“I believe that’s Trayvon Martin in the background,” he said. “That’s a young man screaming.”
George Zimmerman, a neighborhood watch captain, has gone into hiding since the incident. But his father and brother have assumed a more public role, providing what they say is his account that rainy night in Sanford.
Robert Zimmerman Jr. told Piers Morgan on CNN that his brother was on his way to Target when he spotted someone he viewed as suspicious. He said George Zimmerman was reaching for his cell phone when he and Martin came to blows. “He never got to make that phone call because he was attacked by Mr. Martin,” the shooter’s brother said.
ABC News enhanced a video of Zimmerman taken the night of his arrest showing a possible gash or injury to the back of his head. However, no blood is evident on Zimmerman or his clothing. Zimmerman’s version of events is that he was attacked by Martin when he got out of his SUV.
Because he is dead, Trayvon Martin is not around to tell his side of the story. Still, that has not prevented police from trying to sully his reputation.
Through a series of department leaks, it was revealed that Trayvon had been suspended from school three times: for tardiness and truancy; for marking a school wall with graffiti and after school officials discovered traces of marijuana in his book bag. He was serving the 10-day suspension for the latter when he was visiting Sanford with his father.
“It’s completely irrelevant to what happened Feb. 26,” said Benjamin Crump, the family lawyer.
If everything police leaked about Trayvon’s school record were true, that information was not known to Zimmerman the night he killed the Black youth. And it certainly did not give Zimmerman the authority to act as the judge, jury and executioner.
For more than a month, Bill Lee, the Sanford police chief who has temporarily stepped aside, maintained that his department could not file charges against Zimmerman’s because of the state’s “Stand Your Ground Law,” which provides broad protection for a person claiming to be acting in self-defense.
“Zimmerman provided a statement claiming he acted in self defense which at the time was supported by physical evidence and testimony,” Lee wrote in a memo posted on the city’s Website. “By Florida State law, enforcement was PROHIBITED from making an arrest based on the facts and the circumstances they had at the time.”
It has since been learned that while Chief Lee was sounding like Zimmerman’s defense attorney in public, his department had originally requested an arrest warrant from the Seminole County State Attorney’s office. The case was originally categorized as “homicide/negligent manslaughter.”
Angela Corey, the special prosecutor appointed to handle the case, told the Miami Herald: “I can tell you that the police went to the state attorney with a capias request [a request for charges to be filed], meaning: ‘We’re through with our investigation and here it is for you.’”
Seminole County State Attorney Norm Wolfinger did not grant the request but later impaneled a grand jury to determine if charges should be brought against Zimmerman. Gov. Rick Scott selected Corey to serve as special prosecutor in the case, replacing Wolfinger.

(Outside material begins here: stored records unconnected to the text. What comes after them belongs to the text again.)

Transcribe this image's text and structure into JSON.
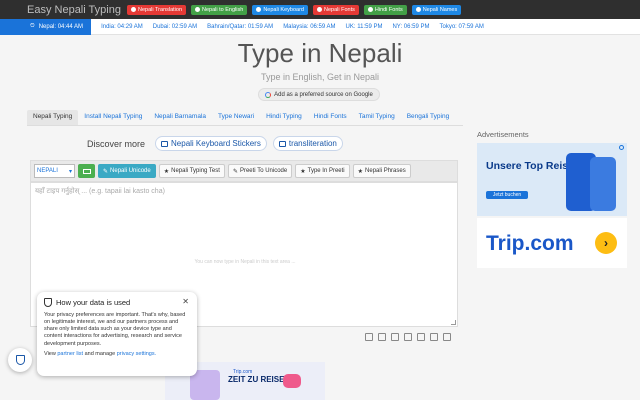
{
  "header": {
    "logo": "Easy Nepali Typing",
    "nav": [
      {
        "label": "Nepali Translation",
        "color": "#e53935"
      },
      {
        "label": "Nepali to English",
        "color": "#43a047"
      },
      {
        "label": "Nepali Keyboard",
        "color": "#1e88e5"
      },
      {
        "label": "Nepali Fonts",
        "color": "#e53935"
      },
      {
        "label": "Hindi Fonts",
        "color": "#43a047"
      },
      {
        "label": "Nepali Names",
        "color": "#1e88e5"
      }
    ]
  },
  "timebar": {
    "active": "Nepal: 04:44 AM",
    "zones": [
      "India: 04:29 AM",
      "Dubai: 02:59 AM",
      "Bahrain/Qatar: 01:59 AM",
      "Malaysia: 06:59 AM",
      "UK: 11:59 PM",
      "NY: 06:59 PM",
      "Tokyo: 07:59 AM"
    ]
  },
  "hero": {
    "title": "Type in Nepali",
    "subtitle": "Type in English, Get in Nepali",
    "google_source": "Add as a preferred source on Google"
  },
  "tabs": [
    "Nepali Typing",
    "Install Nepali Typing",
    "Nepali Barnamala",
    "Type Newari",
    "Hindi Typing",
    "Hindi Fonts",
    "Tamil Typing",
    "Bengali Typing"
  ],
  "discover": {
    "label": "Discover more",
    "links": [
      "Nepali Keyboard Stickers",
      "transliteration"
    ]
  },
  "toolbar": {
    "language": "NEPALI",
    "buttons": [
      "Nepali Unicode",
      "Nepali Typing Test",
      "Preeti To Unicode",
      "Type In Preeti",
      "Nepali Phrases"
    ]
  },
  "editor": {
    "placeholder": "यहाँ टाइप गर्नुहोस् ... (e.g. tapaii lai kasto cha)",
    "hint": "You can now type in Nepali in this text area ..."
  },
  "ads": {
    "label": "Advertisements",
    "ad1_title": "Unsere Top Reisedeals",
    "ad1_button": "Jetzt buchen",
    "ad2_logo": "Trip.com",
    "ad3_logo": "Trip.com",
    "ad3_title": "ZEIT ZU REISEN!"
  },
  "privacy": {
    "title": "How your data is used",
    "body": "Your privacy preferences are important. That's why, based on legitimate interest, we and our partners process and share only limited data such as your device type and content interactions for advertising, research and service development purposes.",
    "foot_prefix": "View",
    "partner_link": "partner list",
    "foot_mid": "and manage",
    "settings_link": "privacy settings."
  }
}
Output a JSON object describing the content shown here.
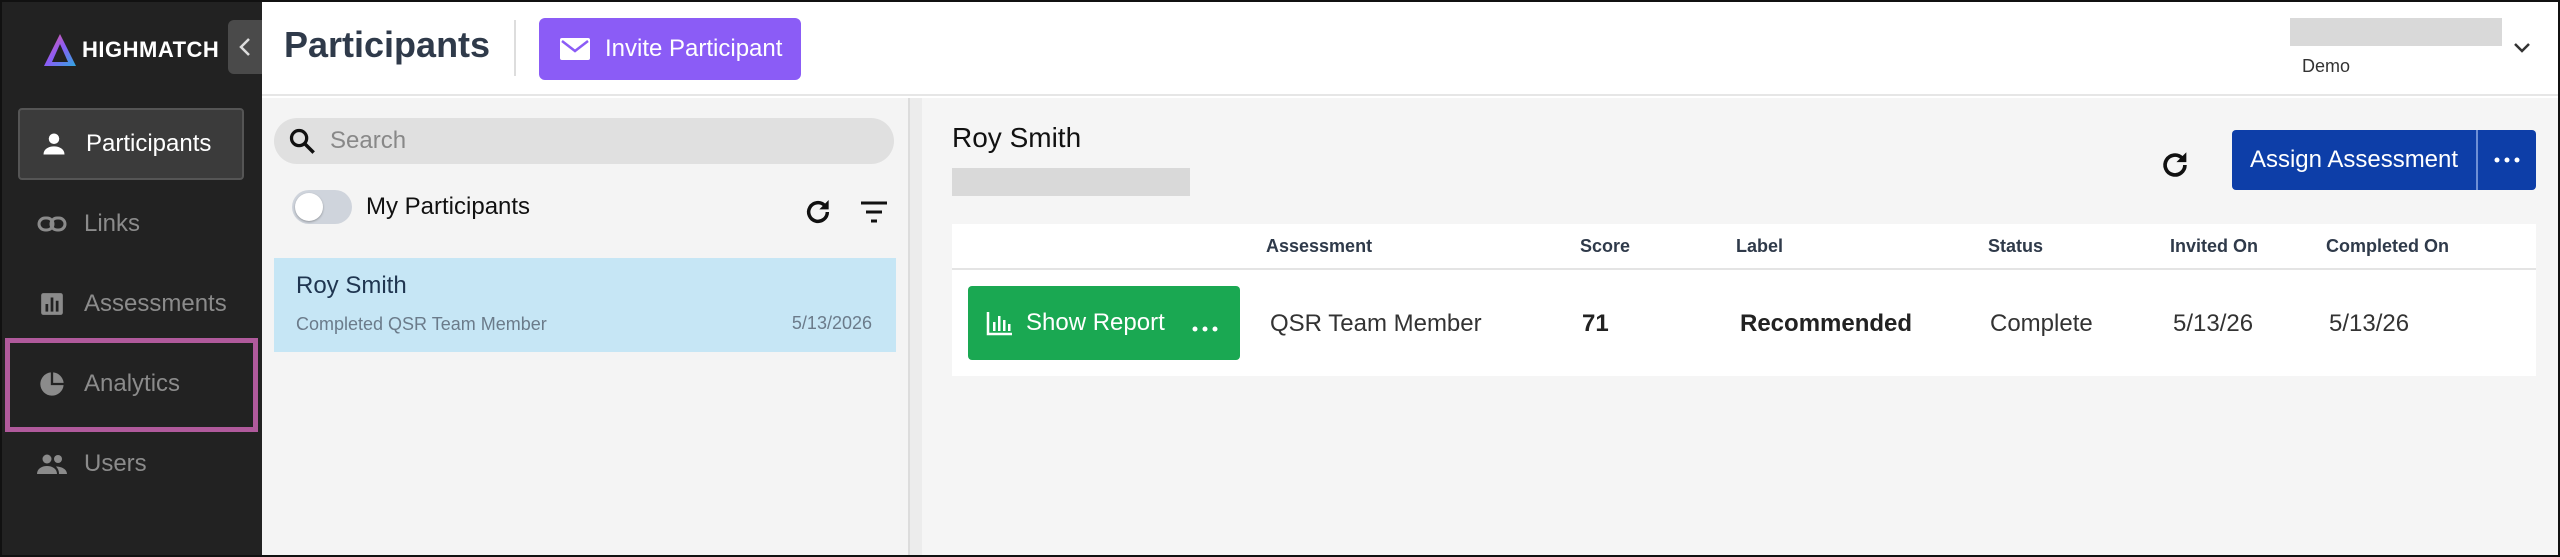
{
  "app": {
    "brand": "HIGHMATCH",
    "page_title": "Participants",
    "invite_label": "Invite Participant",
    "org_label": "Demo"
  },
  "sidebar": {
    "items": [
      {
        "label": "Participants",
        "icon": "person-icon",
        "active": true
      },
      {
        "label": "Links",
        "icon": "link-icon",
        "active": false
      },
      {
        "label": "Assessments",
        "icon": "bar-chart-icon",
        "active": false
      },
      {
        "label": "Analytics",
        "icon": "pie-chart-icon",
        "active": false
      },
      {
        "label": "Users",
        "icon": "group-icon",
        "active": false
      }
    ]
  },
  "list": {
    "search_placeholder": "Search",
    "toggle_label": "My Participants",
    "participants": [
      {
        "name": "Roy Smith",
        "subtitle": "Completed QSR Team Member",
        "date": "5/13/2026"
      }
    ]
  },
  "detail": {
    "name": "Roy Smith",
    "assign_label": "Assign Assessment",
    "columns": [
      "Assessment",
      "Score",
      "Label",
      "Status",
      "Invited On",
      "Completed On"
    ],
    "rows": [
      {
        "action": "Show Report",
        "assessment": "QSR Team Member",
        "score": "71",
        "label": "Recommended",
        "status": "Complete",
        "invited_on": "5/13/26",
        "completed_on": "5/13/26"
      }
    ]
  },
  "colors": {
    "sidebar_bg": "#222222",
    "invite_purple": "#8b5cf6",
    "assign_blue": "#0d3ea8",
    "report_green": "#1aa852",
    "selected_row": "#c6e6f5",
    "highlight_magenta": "#b05a9c"
  }
}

The grand jury is scheduled to convene April 10.
In secret proceedings, the grand jury is expected to weigh whether Zimmerman should be charged with manslaughter or murder. Experts say manslaughter is the more likely charge. It is a crime that is usually committed in the heat of passion and requires proof that Zimmerman’s actions were wanton and reckless. If convicted, Zimmerman could be sentenced up to 30 years in prison. The normal sentence is 15 years but Florida law provides extra time for the deaths of children the elderly, the disabled and caregivers.
Former Florida Gov. Jeb Bush, who signed the “Stand Your Ground” bill into law, says it is not applicable in this case.
“This law does not apply to this particular circumstance,” Bush said after an education panel discussion at the University of Texas at Arlington. “Stand your ground means stand your ground. It doesn’t mean chase after somebody who’s turned their back.”